### Information given

☆ ☆ ☆ ☆ ☆ ☆ ☆

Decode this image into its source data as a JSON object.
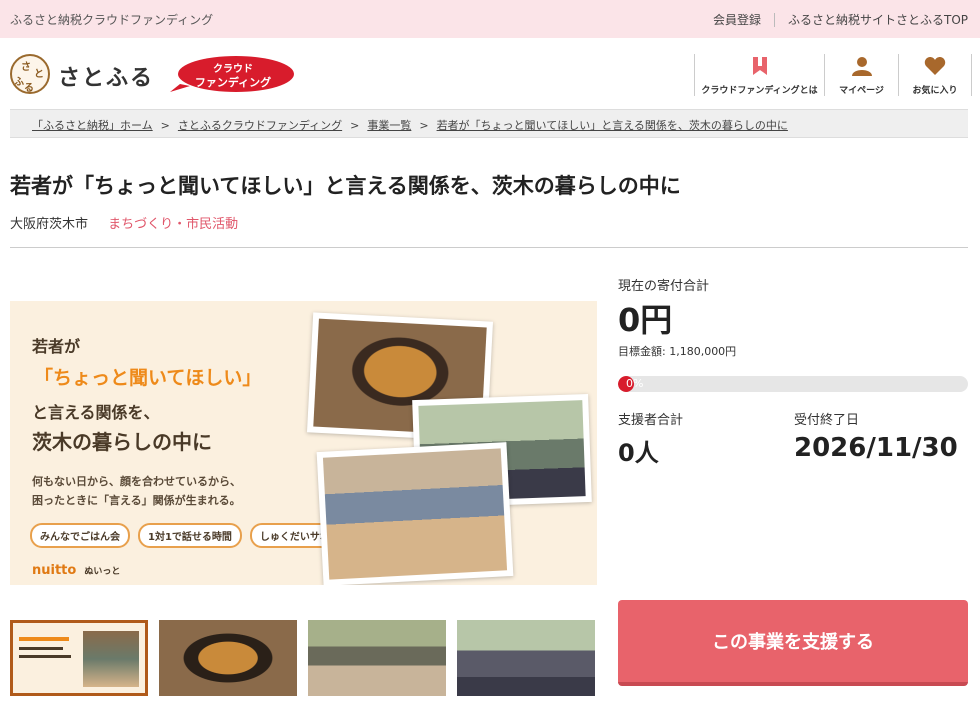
{
  "topbar": {
    "site_name": "ふるさと納税クラウドファンディング",
    "links": [
      "会員登録",
      "ふるさと納税サイトさとふるTOP"
    ]
  },
  "header": {
    "logo_text": "さとふる",
    "logo_mark_chars": [
      "さ",
      "と",
      "ふ",
      "る"
    ],
    "badge_line1": "クラウド",
    "badge_line2": "ファンディング",
    "nav": [
      {
        "label": "クラウドファンディングとは",
        "icon": "bookmark-icon"
      },
      {
        "label": "マイページ",
        "icon": "person-icon"
      },
      {
        "label": "お気に入り",
        "icon": "heart-icon"
      }
    ]
  },
  "breadcrumb": [
    "「ふるさと納税」ホーム",
    "さとふるクラウドファンディング",
    "事業一覧",
    "若者が「ちょっと聞いてほしい」と言える関係を、茨木の暮らしの中に"
  ],
  "project": {
    "title": "若者が「ちょっと聞いてほしい」と言える関係を、茨木の暮らしの中に",
    "city": "大阪府茨木市",
    "category": "まちづくり・市民活動"
  },
  "hero": {
    "line1": "若者が",
    "line2": "「ちょっと聞いてほしい」",
    "line3": "と言える関係を、",
    "line4": "茨木の暮らしの中に",
    "sub1": "何もない日から、顔を合わせているから、",
    "sub2": "困ったときに「言える」関係が生まれる。",
    "tags": [
      "みんなでごはん会",
      "1対1で話せる時間",
      "しゅくだいサポート"
    ],
    "brand": "nuitto",
    "brand_kana": "ぬいっと"
  },
  "stats": {
    "total_label": "現在の寄付合計",
    "total_value": "0円",
    "goal": "目標金額: 1,180,000円",
    "progress_text": "0%",
    "progress_fraction": 0,
    "backers_label": "支援者合計",
    "backers_value": "0人",
    "end_label": "受付終了日",
    "end_value": "2026/11/30"
  },
  "cta": {
    "label": "この事業を支援する"
  },
  "colors": {
    "accent": "#e8636b",
    "brand_red": "#d81c2c",
    "topbar": "#fbe4e8",
    "category": "#e0566a"
  }
}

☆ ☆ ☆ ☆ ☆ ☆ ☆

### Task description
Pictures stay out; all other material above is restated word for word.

### Response for this exercise
Decode this image into its source data as a JSON object.
{
  "topbar": {
    "site_name": "ふるさと納税クラウドファンディング",
    "links": [
      "会員登録",
      "ふるさと納税サイトさとふるTOP"
    ]
  },
  "header": {
    "logo_text": "さとふる",
    "logo_mark_chars": [
      "さ",
      "と",
      "ふ",
      "る"
    ],
    "badge_line1": "クラウド",
    "badge_line2": "ファンディング",
    "nav": [
      {
        "label": "クラウドファンディングとは",
        "icon": "bookmark-icon"
      },
      {
        "label": "マイページ",
        "icon": "person-icon"
      },
      {
        "label": "お気に入り",
        "icon": "heart-icon"
      }
    ]
  },
  "breadcrumb": [
    "「ふるさと納税」ホーム",
    "さとふるクラウドファンディング",
    "事業一覧",
    "若者が「ちょっと聞いてほしい」と言える関係を、茨木の暮らしの中に"
  ],
  "project": {
    "title": "若者が「ちょっと聞いてほしい」と言える関係を、茨木の暮らしの中に",
    "city": "大阪府茨木市",
    "category": "まちづくり・市民活動"
  },
  "hero": {
    "line1": "若者が",
    "line2": "「ちょっと聞いてほしい」",
    "line3": "と言える関係を、",
    "line4": "茨木の暮らしの中に",
    "sub1": "何もない日から、顔を合わせているから、",
    "sub2": "困ったときに「言える」関係が生まれる。",
    "tags": [
      "みんなでごはん会",
      "1対1で話せる時間",
      "しゅくだいサポート"
    ],
    "brand": "nuitto",
    "brand_kana": "ぬいっと"
  },
  "stats": {
    "total_label": "現在の寄付合計",
    "total_value": "0円",
    "goal": "目標金額: 1,180,000円",
    "progress_text": "0%",
    "progress_fraction": 0,
    "backers_label": "支援者合計",
    "backers_value": "0人",
    "end_label": "受付終了日",
    "end_value": "2026/11/30"
  },
  "cta": {
    "label": "この事業を支援する"
  },
  "colors": {
    "accent": "#e8636b",
    "brand_red": "#d81c2c",
    "topbar": "#fbe4e8",
    "category": "#e0566a"
  }
}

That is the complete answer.